3.4 megapixel camera with 180 degree view and night vision
Microphone, speaker and 105db alarm
Motion temperature, humidity and sound sensor
Best for Flexibility
micasaverde VistaCam PT Pan and Tilt IP Camera
The need to look around is key when it comes to security. Many cameras may offer a wider field of view, but if the action is going on outside that view, then they are totally useless.
If you like to have a peer around whatever’s going on outside your front window, or track up and down a long hallway, then a tilting camera is a better solution than even multiple wide field cameras.
The $99.99 micasaverde VistaCam is ideal in this respect, with 270 degree horizontal and 120 degree vertical movement from its base.
The unit requires power, so must be fairly close to a power outlet, which limits its position, but otherwise it addresses the many failings of fixed cameras with its swivel approach.

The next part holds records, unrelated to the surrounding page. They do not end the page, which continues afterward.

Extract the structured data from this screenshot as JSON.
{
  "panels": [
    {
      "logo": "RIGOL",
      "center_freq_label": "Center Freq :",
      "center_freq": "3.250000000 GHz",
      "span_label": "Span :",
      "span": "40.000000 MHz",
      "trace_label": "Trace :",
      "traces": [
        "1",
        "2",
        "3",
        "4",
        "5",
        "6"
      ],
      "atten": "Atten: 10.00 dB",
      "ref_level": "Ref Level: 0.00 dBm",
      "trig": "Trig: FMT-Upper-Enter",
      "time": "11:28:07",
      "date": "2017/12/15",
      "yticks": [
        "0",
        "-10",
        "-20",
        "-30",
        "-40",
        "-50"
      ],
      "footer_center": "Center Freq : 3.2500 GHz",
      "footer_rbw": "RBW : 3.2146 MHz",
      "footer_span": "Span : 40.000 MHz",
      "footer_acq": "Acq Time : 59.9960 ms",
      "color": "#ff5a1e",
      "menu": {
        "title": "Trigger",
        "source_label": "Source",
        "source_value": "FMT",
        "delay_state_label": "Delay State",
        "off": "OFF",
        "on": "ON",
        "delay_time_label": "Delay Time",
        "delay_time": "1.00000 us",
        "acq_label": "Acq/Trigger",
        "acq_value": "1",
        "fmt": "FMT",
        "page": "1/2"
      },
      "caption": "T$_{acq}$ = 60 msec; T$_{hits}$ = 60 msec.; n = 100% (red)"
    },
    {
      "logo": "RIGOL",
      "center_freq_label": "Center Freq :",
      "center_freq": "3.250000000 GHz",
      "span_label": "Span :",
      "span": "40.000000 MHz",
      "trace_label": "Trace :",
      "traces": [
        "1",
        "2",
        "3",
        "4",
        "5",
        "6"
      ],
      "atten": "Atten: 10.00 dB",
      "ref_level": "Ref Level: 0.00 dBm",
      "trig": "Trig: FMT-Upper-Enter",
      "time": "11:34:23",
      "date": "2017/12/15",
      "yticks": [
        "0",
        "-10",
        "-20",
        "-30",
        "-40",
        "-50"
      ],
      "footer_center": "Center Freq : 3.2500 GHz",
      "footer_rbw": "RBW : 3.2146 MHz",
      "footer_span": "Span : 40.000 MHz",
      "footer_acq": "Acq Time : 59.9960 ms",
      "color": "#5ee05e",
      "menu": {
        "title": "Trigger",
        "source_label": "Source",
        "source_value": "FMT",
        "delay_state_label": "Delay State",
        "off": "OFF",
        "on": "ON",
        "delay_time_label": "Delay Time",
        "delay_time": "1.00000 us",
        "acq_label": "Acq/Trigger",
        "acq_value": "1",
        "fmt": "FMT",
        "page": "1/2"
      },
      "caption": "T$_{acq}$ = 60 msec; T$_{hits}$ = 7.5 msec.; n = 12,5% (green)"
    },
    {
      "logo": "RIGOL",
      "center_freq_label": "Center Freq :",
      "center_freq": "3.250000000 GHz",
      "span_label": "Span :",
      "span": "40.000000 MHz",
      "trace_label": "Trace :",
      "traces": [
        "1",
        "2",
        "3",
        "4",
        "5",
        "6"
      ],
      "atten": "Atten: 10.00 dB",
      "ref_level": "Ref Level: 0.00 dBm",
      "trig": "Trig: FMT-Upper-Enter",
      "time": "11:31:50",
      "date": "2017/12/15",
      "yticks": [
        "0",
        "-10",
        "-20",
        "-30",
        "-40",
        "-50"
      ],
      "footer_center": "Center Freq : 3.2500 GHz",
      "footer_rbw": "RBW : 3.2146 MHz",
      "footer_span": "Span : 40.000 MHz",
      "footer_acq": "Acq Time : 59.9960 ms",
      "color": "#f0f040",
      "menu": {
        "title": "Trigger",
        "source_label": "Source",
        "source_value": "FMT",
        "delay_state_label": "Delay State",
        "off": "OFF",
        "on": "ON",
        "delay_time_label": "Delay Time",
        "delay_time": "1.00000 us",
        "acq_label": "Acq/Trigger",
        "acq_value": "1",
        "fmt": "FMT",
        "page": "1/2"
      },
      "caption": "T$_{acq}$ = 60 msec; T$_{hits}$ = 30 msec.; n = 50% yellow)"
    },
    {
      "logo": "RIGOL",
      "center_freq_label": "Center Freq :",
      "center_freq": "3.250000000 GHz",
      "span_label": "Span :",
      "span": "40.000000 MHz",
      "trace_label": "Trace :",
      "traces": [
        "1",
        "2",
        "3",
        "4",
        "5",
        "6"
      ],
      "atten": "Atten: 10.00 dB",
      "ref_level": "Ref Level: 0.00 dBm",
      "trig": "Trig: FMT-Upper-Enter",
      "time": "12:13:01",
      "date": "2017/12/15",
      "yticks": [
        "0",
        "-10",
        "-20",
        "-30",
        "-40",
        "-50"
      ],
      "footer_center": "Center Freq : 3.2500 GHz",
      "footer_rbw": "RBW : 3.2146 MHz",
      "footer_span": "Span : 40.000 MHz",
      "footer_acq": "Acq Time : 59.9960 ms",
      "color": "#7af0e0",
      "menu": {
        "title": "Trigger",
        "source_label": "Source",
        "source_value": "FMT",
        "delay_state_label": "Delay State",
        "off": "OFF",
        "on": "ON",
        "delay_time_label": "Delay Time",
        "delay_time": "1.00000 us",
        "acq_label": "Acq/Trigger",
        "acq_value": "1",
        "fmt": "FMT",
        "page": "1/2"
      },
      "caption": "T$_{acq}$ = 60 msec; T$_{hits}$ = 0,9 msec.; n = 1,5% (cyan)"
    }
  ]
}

Yes it is fairly low resolution in comparison to most cameras, but for some use cases flexibility trumps and it can show video day or night.
480 SD Resolution (MJPEG 15fps)
640 x 480 Pixels (300k Pixels)
Lens provides 60° angle of view with 1/4″ Color CMOS Sensor
Pan/Tilt Angles: Horizontal: Up to 270° and Vertical: Up to 120°
IR Night Vision, up to 20 feet
Z-Wave and 802.11 B/G Wi-Fi
How to Cover All Angles Around Your Home
Whatever your home layout, smart cameras can help protect it, but you need to be flexible in your approach. Additional issues to consider when laying out a plan to protect a property include:
Power: Does the camera need to be mains powered, or are batteries a must?
Coverage: For when a home needs lots of cameras.
There are also a range of external weatherproof cameras that can be located outside the property.
Several models also feature battery power so they can run off the grid, while others have local storage, to record if the Internet is out, to provide some redundancy.
A mix of the above can help ensure your home remains protected and covered.
For full security, fixed camera on the main exit points are ideal along with additional cameras in the main rooms and tilting cameras to cover wide areas should cover the most likely scenarios.
At least one should have an alarm, or be connected to an alarm to provide a noisy deterrent.
That might sound like a lot, if you were reading this article looking for a simple one-room solution, but if you are going to secure your smart home, you may as well do it properly. To save money, a few ranges come with bundles of multiple cameras, look out for these on sale to get the best price.
Patrick Sinclair is a geek; make no mistake about that. He runs All Home Robotics in his spare time so he doesn’t have to think about his depressing cubicle and it gives him an excuse to buy expensive gadgets to review!